Now Playing:



Chinese Garden Cost Soars

The is the second of two stories highlighting Astoria city leaders’ discussion of goals.

When city of Astoria leaders sat down to discuss goals, City Council member Arline LaMear immediately voiced her frustration.

“I want to fire my elephant bullet right now,” LaMear told colleagues gathered at the Cannery Pier Hotel Friday.

“When we got the list of projects, I got to the Garden of Surging Waves … I literally got sick to my stomach when I looked at that. It says, ‘At this point, no specific schedule can be set as additional testing is needed to be performed before a plan of action is set.’

“We broke ground last April and every day I get questions – ‘When is something going to happen? When is that garden going to be built? Is that garden ever going to be built? Should we even build the garden? Let’s leave it a parking lot!’

City Manager Paul Benoit explained the bids for the garden’s installation, now that the infrastructure underneath the city block has been improved, were recently returned to the city. Designer Suenn Ho of Mulvanny G2 Architecture had given the city a $1 million estimate for what Phase 1 of what will be Heritage Square should cost.

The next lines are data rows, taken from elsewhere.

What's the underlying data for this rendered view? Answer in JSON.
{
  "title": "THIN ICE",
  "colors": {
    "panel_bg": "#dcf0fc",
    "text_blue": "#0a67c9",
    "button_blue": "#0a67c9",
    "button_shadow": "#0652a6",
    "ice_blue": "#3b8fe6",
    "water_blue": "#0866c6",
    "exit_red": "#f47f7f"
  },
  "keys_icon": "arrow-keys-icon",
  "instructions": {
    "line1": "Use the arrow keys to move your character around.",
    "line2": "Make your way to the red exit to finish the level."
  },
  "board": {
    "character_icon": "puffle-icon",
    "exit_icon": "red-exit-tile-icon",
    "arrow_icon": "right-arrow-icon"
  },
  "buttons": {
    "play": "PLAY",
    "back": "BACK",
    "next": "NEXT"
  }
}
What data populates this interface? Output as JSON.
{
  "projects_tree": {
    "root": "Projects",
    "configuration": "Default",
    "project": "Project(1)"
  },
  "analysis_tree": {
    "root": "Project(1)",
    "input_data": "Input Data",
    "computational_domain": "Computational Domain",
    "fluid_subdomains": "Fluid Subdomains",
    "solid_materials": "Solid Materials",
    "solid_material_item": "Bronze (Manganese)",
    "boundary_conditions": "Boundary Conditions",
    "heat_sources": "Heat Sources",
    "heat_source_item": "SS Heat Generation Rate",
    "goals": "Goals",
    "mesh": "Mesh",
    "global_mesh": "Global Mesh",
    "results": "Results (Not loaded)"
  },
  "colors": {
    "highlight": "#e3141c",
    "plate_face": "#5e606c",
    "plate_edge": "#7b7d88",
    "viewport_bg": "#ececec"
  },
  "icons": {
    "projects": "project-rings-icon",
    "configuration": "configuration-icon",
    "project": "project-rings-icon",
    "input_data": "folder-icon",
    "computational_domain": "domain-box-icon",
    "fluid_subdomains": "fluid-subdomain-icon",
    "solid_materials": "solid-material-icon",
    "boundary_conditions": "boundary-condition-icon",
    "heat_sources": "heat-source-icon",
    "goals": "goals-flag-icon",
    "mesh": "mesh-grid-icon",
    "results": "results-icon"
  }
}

Those bids came back higher than expected, Benoit said, and an additional $300,000 to $500,000 is needed to begin.

“If we had all the money, we’d be awarding the contract and it would be under construction,” Benoit said. He said the low bidder, Robinson Construction, is working with Ho and city staff to figure out what to do. “Suenn has this beautiful design and we didn’t alter her design, but it went out to bid and it came in, we think, high. Suenn thinks it’s a good bid. Either way, we either need to raise a lot more money, or we need to trim a whole heck of a lot out of the project.”

Each of the councilors suggested scaling back the garden, eliminating parts that were expensive and unnecessary or putting them off until the city had the funds. LaMear said she doesn’t feel the city should be trying to raise more money – especially with the financial hits the city is expected to take in the next fiscal year.

Herzig agreed and suggested working with Ho to identify phases, rather than a redesign.

Mayor Willis Van Dusen said there is a gray area with the city’s relationship with Ho, who is a friend but is still being paid for work.

“I agree with everything you’re saying,” Van Dusen said to LaMear. “I think we have all of the artwork here, we have the ground ready to go, we have the sidewalk completed, I think we should move forward with what we have.”

Benoit said that would make city staff happy, as they are frustrated, too. “It’s been an extraordinarily time-consuming project, and we would like nothing more than to see it built.”

He said they needed to work with Ho on the phasing so the goal of the garden is not compromised.

The city has $950,000 for the project on paper, with a $1.28 million bid, exclusive of a contingency fund.

Parks and Recreation Department

Organizing the city’s parks department after the turmoil last year involving maintenance difficulties, layoffs and then rehires, was also discussed.

Benoit said the city had narrowed down the 130 applicants to seven, including one from Clatsop County and others from as far away as Kansas. One candidate is from Washington.

“It’s a good strong group,” Benoit said. Of the things he is looking for in a candidate, he said, “finding a parks director who not only has the public service aspect of what you want in a parks person, but who knows how to manage a bottom line and make programs work.”

He said all seven candidates demonstrate that.

Because each candidate has to purchase their own airfare for the in-person interview, time for finding inexpensive flights was allowed, bringing those candidates in for interviews at the end of February. A new parks director, replacing JP Moss, will be hired in March, Benoit said.

Not all of the candidates are public employees, Benoit said in response to a question from Councilman Russ Warr. Two candidates have never worked for a public agency.

“That was my difficultly in this, because the recruitment was intentionally written to attract…” Benoit said.

“An entrepreneur?” Warr asked, to which Benoit agreed.

Benoit added that while many cities in a tough financial state are scaling back or eliminating programs, the city of Astoria is doing the opposite and is on the right track, as long as managers get a new leader in place.

As for the issues the City Council faced last year in regards to Moss and the maintenance program, Benoit said he heard the citizens loud and clear, and the city is moving forward.

“We had a big hiccup, I get it,” Benoit said. “But I think we’re structured in the right way. What we need is a new parks director that is going to live here, be here and really own this to a greater degree. I think the structure is in place; we just really need the right person to lead it.”

Although the conversation was pointed and emotional at times, the council left the meeting in agreement and smiling for the positive work they have ahead of them.

As the list accompanying this story notes, the goals include improving communication with all Astorians, completing the Garden of Surging Waves and renovating the city’s library.

This story originally appeared in Daily Astorian.

More News

More OPB